Task objective: An exact copy of the listing is required, with its pictures removed.

Material for the task:
-- Opening Marker --

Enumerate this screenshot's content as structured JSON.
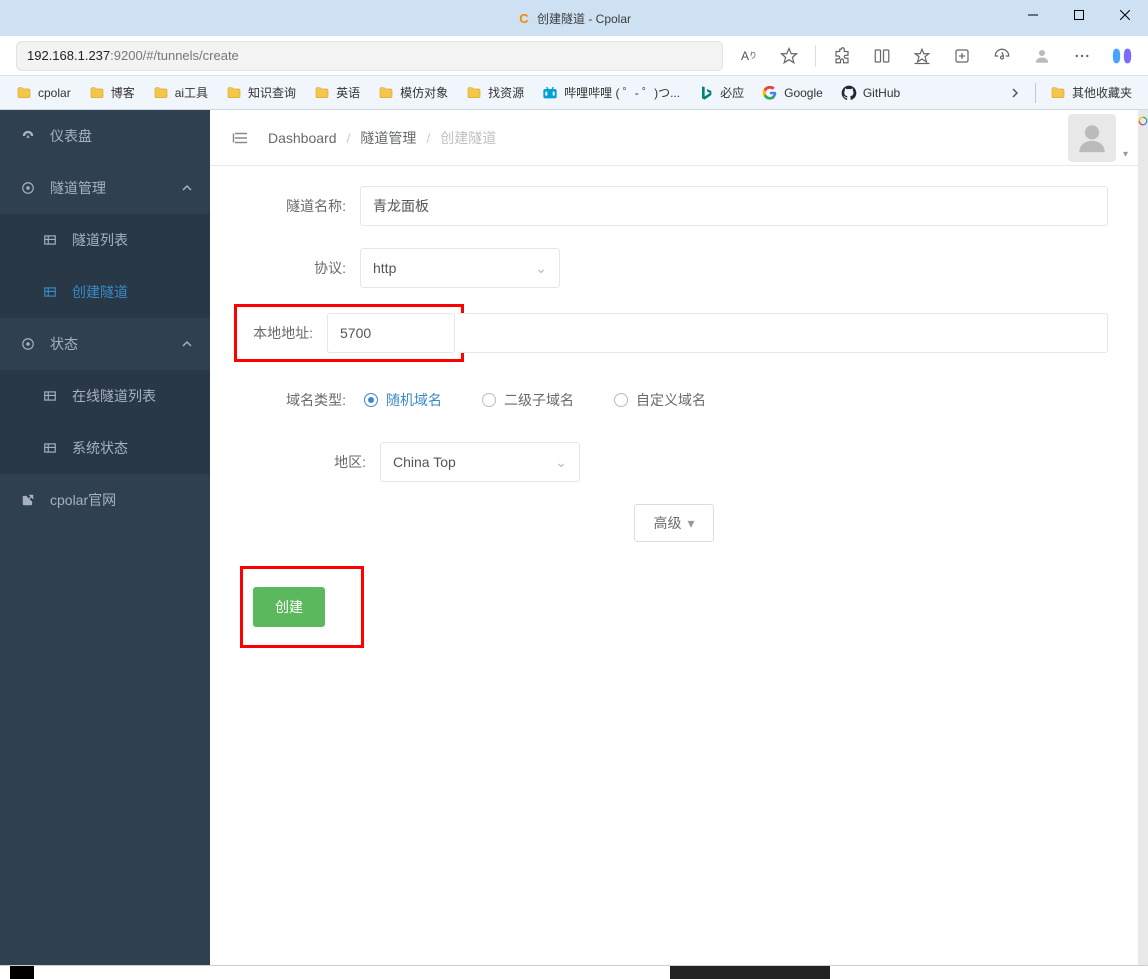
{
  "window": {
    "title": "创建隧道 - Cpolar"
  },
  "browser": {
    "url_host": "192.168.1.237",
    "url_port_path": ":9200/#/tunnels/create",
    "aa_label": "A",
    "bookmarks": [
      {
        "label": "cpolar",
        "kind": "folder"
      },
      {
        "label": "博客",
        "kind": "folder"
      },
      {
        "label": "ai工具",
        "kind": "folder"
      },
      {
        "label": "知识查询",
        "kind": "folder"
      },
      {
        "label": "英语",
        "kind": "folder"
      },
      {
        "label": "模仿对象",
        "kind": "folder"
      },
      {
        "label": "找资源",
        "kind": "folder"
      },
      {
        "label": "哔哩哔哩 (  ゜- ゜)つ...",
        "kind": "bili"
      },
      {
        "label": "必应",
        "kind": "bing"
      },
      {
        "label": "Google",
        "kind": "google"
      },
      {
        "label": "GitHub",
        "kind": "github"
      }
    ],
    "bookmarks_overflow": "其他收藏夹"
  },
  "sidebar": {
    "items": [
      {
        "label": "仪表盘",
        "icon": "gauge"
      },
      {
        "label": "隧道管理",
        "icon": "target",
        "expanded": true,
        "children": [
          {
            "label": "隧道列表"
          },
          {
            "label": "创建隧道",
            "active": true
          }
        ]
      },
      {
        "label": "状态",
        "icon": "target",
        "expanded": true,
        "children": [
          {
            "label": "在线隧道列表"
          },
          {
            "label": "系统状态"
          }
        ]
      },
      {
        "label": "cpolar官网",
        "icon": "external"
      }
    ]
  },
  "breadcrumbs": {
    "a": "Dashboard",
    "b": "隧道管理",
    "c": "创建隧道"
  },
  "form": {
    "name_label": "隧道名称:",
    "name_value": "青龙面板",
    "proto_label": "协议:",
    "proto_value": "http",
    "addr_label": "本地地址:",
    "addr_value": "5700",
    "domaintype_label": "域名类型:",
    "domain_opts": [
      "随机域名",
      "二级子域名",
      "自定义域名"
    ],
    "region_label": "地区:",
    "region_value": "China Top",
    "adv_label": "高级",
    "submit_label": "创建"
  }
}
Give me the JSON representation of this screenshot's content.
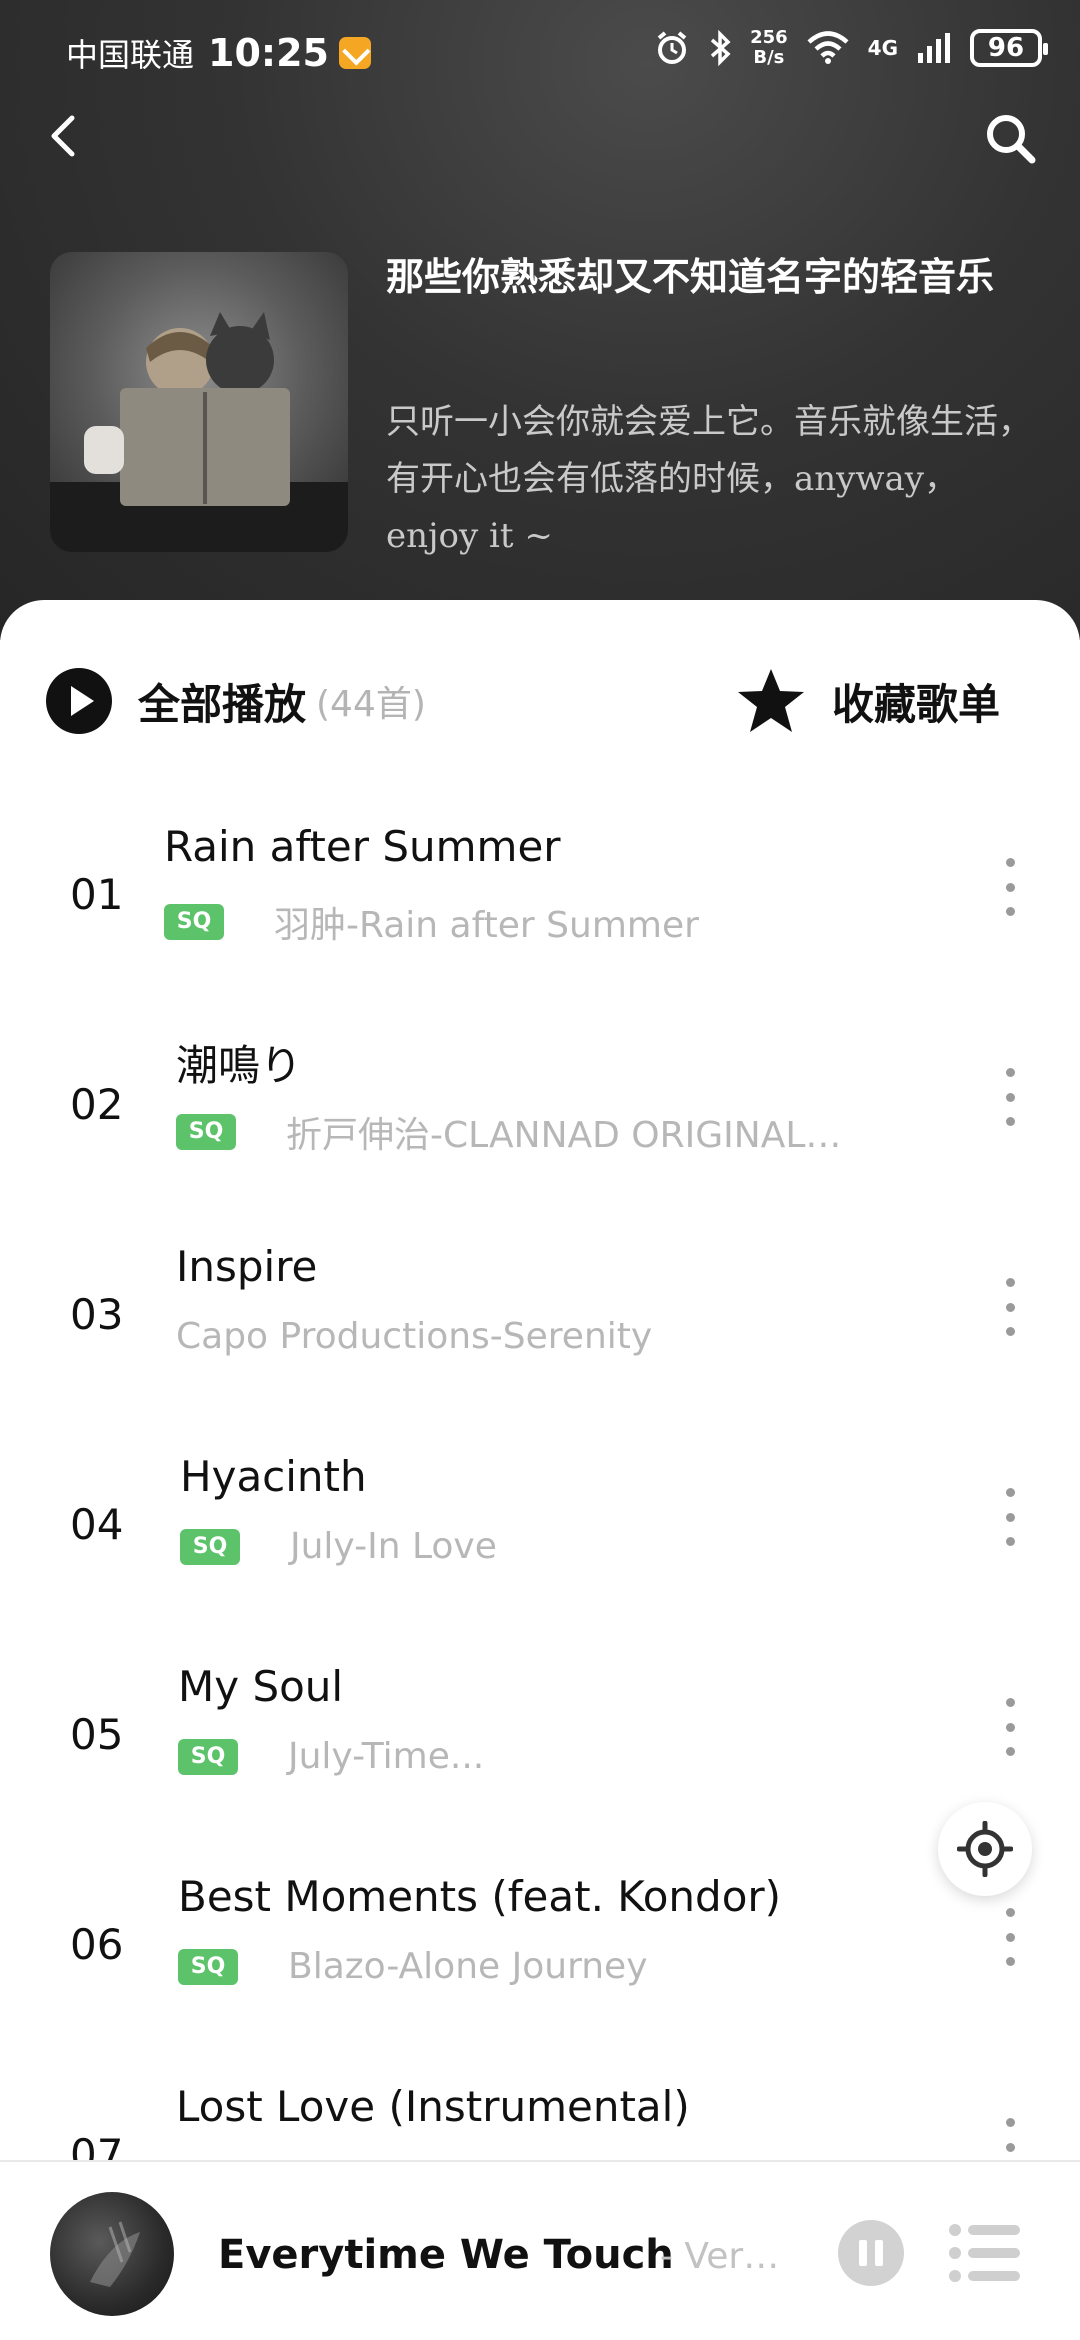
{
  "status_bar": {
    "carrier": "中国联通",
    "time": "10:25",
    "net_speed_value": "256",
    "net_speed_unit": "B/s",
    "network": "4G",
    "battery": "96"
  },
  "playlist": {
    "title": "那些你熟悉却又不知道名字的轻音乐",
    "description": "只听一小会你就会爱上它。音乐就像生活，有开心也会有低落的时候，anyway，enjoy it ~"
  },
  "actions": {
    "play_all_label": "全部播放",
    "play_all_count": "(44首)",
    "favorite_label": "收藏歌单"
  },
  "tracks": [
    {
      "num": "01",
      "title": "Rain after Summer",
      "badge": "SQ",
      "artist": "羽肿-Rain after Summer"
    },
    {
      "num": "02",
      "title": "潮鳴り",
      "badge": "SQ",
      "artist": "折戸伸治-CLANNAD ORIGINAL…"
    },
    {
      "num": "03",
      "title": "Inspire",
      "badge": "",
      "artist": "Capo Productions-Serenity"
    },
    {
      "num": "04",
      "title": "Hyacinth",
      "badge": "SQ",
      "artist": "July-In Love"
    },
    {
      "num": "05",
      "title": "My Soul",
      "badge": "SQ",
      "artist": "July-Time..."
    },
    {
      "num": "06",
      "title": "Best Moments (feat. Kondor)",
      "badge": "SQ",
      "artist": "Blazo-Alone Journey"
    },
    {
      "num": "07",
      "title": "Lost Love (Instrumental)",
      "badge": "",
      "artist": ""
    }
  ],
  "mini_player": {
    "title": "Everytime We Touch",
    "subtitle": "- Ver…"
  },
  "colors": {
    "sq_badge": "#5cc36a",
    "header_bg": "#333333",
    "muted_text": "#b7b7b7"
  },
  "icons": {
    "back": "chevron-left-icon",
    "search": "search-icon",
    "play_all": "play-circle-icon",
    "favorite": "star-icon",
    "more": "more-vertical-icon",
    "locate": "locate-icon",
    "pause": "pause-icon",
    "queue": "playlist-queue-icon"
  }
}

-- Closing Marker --

Exercise answer:
Enumerate this screenshot's content as structured JSON.
{
  "window": {
    "title": "创建隧道 - Cpolar"
  },
  "browser": {
    "url_host": "192.168.1.237",
    "url_port_path": ":9200/#/tunnels/create",
    "aa_label": "A",
    "bookmarks": [
      {
        "label": "cpolar",
        "kind": "folder"
      },
      {
        "label": "博客",
        "kind": "folder"
      },
      {
        "label": "ai工具",
        "kind": "folder"
      },
      {
        "label": "知识查询",
        "kind": "folder"
      },
      {
        "label": "英语",
        "kind": "folder"
      },
      {
        "label": "模仿对象",
        "kind": "folder"
      },
      {
        "label": "找资源",
        "kind": "folder"
      },
      {
        "label": "哔哩哔哩 (  ゜- ゜)つ...",
        "kind": "bili"
      },
      {
        "label": "必应",
        "kind": "bing"
      },
      {
        "label": "Google",
        "kind": "google"
      },
      {
        "label": "GitHub",
        "kind": "github"
      }
    ],
    "bookmarks_overflow": "其他收藏夹"
  },
  "sidebar": {
    "items": [
      {
        "label": "仪表盘",
        "icon": "gauge"
      },
      {
        "label": "隧道管理",
        "icon": "target",
        "expanded": true,
        "children": [
          {
            "label": "隧道列表"
          },
          {
            "label": "创建隧道",
            "active": true
          }
        ]
      },
      {
        "label": "状态",
        "icon": "target",
        "expanded": true,
        "children": [
          {
            "label": "在线隧道列表"
          },
          {
            "label": "系统状态"
          }
        ]
      },
      {
        "label": "cpolar官网",
        "icon": "external"
      }
    ]
  },
  "breadcrumbs": {
    "a": "Dashboard",
    "b": "隧道管理",
    "c": "创建隧道"
  },
  "form": {
    "name_label": "隧道名称:",
    "name_value": "青龙面板",
    "proto_label": "协议:",
    "proto_value": "http",
    "addr_label": "本地地址:",
    "addr_value": "5700",
    "domaintype_label": "域名类型:",
    "domain_opts": [
      "随机域名",
      "二级子域名",
      "自定义域名"
    ],
    "region_label": "地区:",
    "region_value": "China Top",
    "adv_label": "高级",
    "submit_label": "创建"
  }
}
Give me the JSON representation of this screenshot's content.
{
  "status_bar": {
    "carrier": "中国联通",
    "time": "10:25",
    "net_speed_value": "256",
    "net_speed_unit": "B/s",
    "network": "4G",
    "battery": "96"
  },
  "playlist": {
    "title": "那些你熟悉却又不知道名字的轻音乐",
    "description": "只听一小会你就会爱上它。音乐就像生活，有开心也会有低落的时候，anyway，enjoy it ~"
  },
  "actions": {
    "play_all_label": "全部播放",
    "play_all_count": "(44首)",
    "favorite_label": "收藏歌单"
  },
  "tracks": [
    {
      "num": "01",
      "title": "Rain after Summer",
      "badge": "SQ",
      "artist": "羽肿-Rain after Summer"
    },
    {
      "num": "02",
      "title": "潮鳴り",
      "badge": "SQ",
      "artist": "折戸伸治-CLANNAD ORIGINAL…"
    },
    {
      "num": "03",
      "title": "Inspire",
      "badge": "",
      "artist": "Capo Productions-Serenity"
    },
    {
      "num": "04",
      "title": "Hyacinth",
      "badge": "SQ",
      "artist": "July-In Love"
    },
    {
      "num": "05",
      "title": "My Soul",
      "badge": "SQ",
      "artist": "July-Time..."
    },
    {
      "num": "06",
      "title": "Best Moments (feat. Kondor)",
      "badge": "SQ",
      "artist": "Blazo-Alone Journey"
    },
    {
      "num": "07",
      "title": "Lost Love (Instrumental)",
      "badge": "",
      "artist": ""
    }
  ],
  "mini_player": {
    "title": "Everytime We Touch",
    "subtitle": "- Ver…"
  },
  "colors": {
    "sq_badge": "#5cc36a",
    "header_bg": "#333333",
    "muted_text": "#b7b7b7"
  },
  "icons": {
    "back": "chevron-left-icon",
    "search": "search-icon",
    "play_all": "play-circle-icon",
    "favorite": "star-icon",
    "more": "more-vertical-icon",
    "locate": "locate-icon",
    "pause": "pause-icon",
    "queue": "playlist-queue-icon"
  }
}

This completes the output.